The findings of these studies progressed the discussion and resulted in a trial of a flexible learning program in Cairns in 2011 in partnership with Youth Justice in the Department of Communities. There has also been consultation regarding a similar program in partnership with the Gungarde Aboriginal Corporation in Cooktown.

The Diocesan Board of Governance Education, at its June 14, 2011 meeting gave in principle support to the concept of a Special Assistance School and asked for a Business Case to be developed. In 2012 the Non-State Schools accreditation Board approved the application for ‘Special Assistance School’ accreditation for Moignard St Manoora, Cairns and for Cooktown on the cnr of Amos and Burkitt streets, also for 32 Quarantine Bay Rd Cooktown.

The Cairns Diocese received $9million from the State Government for the building of two sites in Cairns and Cooktown. Building commenced in July 2014 on both sites.

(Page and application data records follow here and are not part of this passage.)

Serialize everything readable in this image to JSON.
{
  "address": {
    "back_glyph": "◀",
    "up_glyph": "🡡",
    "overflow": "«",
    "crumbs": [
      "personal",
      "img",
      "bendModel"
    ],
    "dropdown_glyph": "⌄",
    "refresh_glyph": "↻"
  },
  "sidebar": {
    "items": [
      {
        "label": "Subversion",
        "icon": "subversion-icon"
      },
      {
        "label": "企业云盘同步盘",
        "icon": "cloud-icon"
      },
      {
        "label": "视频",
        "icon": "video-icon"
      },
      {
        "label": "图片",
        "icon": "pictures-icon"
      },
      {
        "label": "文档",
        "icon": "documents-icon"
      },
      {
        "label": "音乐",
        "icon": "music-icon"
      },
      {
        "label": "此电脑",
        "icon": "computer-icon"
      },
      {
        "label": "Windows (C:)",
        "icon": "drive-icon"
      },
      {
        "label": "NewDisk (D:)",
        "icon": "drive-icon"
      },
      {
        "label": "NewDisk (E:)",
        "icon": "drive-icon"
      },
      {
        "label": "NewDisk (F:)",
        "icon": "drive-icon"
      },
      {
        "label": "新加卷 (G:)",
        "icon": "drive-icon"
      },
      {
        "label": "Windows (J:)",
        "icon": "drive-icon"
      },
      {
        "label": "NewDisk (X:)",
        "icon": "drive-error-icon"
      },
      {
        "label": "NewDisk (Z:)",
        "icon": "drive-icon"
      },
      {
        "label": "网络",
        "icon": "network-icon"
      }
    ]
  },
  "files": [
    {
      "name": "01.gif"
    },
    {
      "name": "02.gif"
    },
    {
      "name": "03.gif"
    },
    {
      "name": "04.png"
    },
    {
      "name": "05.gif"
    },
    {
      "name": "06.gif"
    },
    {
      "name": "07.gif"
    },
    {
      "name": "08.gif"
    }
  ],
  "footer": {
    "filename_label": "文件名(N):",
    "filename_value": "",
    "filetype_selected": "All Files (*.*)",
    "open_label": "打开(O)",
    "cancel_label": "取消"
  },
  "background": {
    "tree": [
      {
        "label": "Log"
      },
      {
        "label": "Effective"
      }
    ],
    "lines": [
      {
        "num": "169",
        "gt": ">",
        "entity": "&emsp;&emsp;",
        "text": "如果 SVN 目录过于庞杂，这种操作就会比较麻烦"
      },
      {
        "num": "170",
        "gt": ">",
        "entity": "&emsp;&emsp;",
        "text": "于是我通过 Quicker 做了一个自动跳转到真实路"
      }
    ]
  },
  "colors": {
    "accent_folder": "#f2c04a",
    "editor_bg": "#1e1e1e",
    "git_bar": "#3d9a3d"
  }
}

The completion for Cairns was in May 2015 and Cooktown in July 2015. While the Cairns Campus, in Moignard Street, was not completed for the start of the 2015 school year, the staff decided to open the school to young people and hold classes in the half of the site which was completed. At the same time staff employed to assist with the establishment of the Cooktown Campus established an Outreach Program to engage with young people in the Hopevale and Wujal Wujal communities. Both campuses enrol students in years 7-12.

Today Holy Spirit College is an inclusive environment which is open to young people who are disengaged from ‘mainstream’ schooling. It offers individualised secondary education programs. The ‘Holy Spirit College’ provides a variety of innovative teaching and learning practices that acknowledges young people’s complex education and social needs and empowers them to identify and pursue individual transition to adulthood, further education, employment and importantly a connection to the community. Staff at the College are multi-disciplinary in response to the diverse needs of young people and their families.

 

Spirited School Article

From Spirited Schools Magazine article 2015